Exercise objective:
Scan the records below. Copy every line in which the word "Cansu" appears.

╭─ Dataset entries

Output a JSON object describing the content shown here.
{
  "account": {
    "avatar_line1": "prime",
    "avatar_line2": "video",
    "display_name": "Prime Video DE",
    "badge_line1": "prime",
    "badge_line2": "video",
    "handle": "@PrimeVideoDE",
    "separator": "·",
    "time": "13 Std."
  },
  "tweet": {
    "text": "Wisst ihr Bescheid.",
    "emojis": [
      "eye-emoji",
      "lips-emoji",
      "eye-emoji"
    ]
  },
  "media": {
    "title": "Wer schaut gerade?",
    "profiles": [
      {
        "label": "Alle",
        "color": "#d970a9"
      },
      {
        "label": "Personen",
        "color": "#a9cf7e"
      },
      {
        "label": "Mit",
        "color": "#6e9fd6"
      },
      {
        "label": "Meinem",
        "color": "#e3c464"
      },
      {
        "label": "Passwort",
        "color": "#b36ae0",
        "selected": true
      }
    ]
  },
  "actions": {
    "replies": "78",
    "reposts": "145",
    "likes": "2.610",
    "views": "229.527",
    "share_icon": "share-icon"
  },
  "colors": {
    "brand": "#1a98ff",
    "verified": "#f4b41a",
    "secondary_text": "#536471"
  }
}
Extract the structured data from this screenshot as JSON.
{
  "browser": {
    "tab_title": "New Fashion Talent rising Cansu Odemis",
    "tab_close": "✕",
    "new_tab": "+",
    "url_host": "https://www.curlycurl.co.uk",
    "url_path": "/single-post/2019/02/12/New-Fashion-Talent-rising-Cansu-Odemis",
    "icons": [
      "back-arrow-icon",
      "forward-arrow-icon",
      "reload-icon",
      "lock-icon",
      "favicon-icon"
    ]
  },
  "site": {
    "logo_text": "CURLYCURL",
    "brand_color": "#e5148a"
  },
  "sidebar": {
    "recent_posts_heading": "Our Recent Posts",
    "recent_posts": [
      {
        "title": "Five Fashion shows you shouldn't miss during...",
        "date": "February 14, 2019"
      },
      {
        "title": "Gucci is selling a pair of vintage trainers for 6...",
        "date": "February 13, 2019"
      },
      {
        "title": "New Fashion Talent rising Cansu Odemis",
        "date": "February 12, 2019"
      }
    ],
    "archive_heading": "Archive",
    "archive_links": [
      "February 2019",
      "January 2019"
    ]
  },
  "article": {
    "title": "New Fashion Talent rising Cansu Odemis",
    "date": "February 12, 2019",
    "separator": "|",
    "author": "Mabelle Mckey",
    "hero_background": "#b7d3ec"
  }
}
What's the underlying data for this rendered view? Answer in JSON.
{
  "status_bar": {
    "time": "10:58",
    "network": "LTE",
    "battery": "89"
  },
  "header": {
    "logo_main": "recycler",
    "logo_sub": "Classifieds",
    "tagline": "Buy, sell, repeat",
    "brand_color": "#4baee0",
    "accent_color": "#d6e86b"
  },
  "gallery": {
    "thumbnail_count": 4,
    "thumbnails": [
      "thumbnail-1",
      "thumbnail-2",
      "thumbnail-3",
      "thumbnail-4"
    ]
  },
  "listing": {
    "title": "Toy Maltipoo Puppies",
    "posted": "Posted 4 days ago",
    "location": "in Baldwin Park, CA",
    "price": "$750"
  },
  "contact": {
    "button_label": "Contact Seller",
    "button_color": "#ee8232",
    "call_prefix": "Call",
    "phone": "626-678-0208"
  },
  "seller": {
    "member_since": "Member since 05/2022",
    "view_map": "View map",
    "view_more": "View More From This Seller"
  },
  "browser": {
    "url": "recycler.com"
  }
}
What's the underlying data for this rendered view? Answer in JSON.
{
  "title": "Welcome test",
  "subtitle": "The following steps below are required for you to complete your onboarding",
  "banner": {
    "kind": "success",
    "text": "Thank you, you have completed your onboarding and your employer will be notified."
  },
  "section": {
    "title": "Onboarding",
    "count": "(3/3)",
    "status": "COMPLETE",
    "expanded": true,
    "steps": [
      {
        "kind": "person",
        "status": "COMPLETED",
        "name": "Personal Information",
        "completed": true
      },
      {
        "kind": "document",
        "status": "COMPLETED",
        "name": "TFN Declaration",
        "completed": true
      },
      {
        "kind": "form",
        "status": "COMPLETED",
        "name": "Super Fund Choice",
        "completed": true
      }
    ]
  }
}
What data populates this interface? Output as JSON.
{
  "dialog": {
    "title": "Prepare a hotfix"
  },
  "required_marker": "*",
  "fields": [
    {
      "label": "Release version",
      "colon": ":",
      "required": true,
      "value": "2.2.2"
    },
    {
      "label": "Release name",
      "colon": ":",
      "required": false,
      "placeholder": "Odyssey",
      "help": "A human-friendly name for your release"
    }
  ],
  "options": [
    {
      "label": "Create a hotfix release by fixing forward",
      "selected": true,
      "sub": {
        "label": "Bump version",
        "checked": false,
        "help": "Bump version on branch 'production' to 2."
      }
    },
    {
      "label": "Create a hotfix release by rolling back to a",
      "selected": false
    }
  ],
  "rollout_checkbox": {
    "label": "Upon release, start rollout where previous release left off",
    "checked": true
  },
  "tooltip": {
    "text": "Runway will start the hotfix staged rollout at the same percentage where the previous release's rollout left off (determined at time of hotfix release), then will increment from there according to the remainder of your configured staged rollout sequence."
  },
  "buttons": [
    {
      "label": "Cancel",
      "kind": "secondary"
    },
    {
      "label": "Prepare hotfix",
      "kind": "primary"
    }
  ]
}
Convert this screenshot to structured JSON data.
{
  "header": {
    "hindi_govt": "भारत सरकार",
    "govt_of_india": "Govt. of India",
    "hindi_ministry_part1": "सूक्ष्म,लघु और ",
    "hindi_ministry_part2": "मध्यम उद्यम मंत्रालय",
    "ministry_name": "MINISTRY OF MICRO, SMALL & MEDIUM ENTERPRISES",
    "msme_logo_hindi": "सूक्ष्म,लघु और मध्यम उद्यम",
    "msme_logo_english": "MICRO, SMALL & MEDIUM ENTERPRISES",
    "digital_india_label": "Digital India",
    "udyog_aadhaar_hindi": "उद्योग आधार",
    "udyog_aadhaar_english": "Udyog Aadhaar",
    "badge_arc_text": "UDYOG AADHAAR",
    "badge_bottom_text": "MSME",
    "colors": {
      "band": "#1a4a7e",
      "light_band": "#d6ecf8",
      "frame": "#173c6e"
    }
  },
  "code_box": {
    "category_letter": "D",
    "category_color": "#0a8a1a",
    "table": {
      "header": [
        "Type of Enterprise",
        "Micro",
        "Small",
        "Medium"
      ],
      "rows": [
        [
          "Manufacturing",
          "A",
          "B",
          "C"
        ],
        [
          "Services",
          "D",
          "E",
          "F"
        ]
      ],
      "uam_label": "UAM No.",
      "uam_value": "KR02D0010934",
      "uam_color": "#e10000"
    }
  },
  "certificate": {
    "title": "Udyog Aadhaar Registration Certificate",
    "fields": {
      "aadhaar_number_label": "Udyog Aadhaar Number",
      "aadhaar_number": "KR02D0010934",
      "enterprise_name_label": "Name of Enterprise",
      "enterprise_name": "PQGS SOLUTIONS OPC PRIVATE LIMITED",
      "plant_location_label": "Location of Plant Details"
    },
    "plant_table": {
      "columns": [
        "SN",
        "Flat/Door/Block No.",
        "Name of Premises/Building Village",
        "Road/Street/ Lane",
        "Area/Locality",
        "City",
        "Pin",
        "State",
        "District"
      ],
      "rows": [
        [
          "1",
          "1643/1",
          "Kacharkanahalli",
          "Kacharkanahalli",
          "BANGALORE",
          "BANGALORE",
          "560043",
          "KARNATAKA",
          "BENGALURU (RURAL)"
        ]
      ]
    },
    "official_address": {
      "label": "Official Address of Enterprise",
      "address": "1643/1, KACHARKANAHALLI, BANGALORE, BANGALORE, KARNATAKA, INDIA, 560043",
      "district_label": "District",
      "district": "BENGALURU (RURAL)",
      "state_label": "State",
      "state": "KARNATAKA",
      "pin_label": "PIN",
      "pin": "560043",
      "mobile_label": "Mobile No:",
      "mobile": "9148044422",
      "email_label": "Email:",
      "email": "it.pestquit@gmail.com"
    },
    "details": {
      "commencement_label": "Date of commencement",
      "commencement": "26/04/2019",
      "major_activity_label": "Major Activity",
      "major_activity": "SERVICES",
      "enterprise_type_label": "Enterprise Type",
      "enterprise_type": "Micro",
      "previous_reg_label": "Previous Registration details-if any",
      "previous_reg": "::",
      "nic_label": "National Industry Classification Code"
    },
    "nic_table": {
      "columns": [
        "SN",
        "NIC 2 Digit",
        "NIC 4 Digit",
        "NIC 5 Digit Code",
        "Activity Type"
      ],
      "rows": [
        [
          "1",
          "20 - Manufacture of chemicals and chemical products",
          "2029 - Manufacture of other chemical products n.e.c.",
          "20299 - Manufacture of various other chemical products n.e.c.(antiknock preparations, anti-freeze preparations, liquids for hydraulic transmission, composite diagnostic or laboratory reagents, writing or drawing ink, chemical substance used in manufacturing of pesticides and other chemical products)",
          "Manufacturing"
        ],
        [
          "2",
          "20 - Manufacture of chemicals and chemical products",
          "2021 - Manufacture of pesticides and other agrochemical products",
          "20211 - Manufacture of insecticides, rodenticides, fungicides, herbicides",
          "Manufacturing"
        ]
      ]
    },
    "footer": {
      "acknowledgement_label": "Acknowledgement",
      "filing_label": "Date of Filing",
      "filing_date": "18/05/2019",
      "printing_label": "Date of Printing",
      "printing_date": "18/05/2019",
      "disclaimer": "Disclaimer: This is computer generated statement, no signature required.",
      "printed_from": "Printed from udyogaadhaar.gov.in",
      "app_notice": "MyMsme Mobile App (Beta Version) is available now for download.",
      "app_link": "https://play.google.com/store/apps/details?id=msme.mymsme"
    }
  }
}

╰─

Result of this exercise:
    "tab_title": "New Fashion Talent rising Cansu Odemis",
    "url_path": "/single-post/2019/02/12/New-Fashion-Talent-rising-Cansu-Odemis",
        "title": "New Fashion Talent rising Cansu Odemis",
    "title": "New Fashion Talent rising Cansu Odemis",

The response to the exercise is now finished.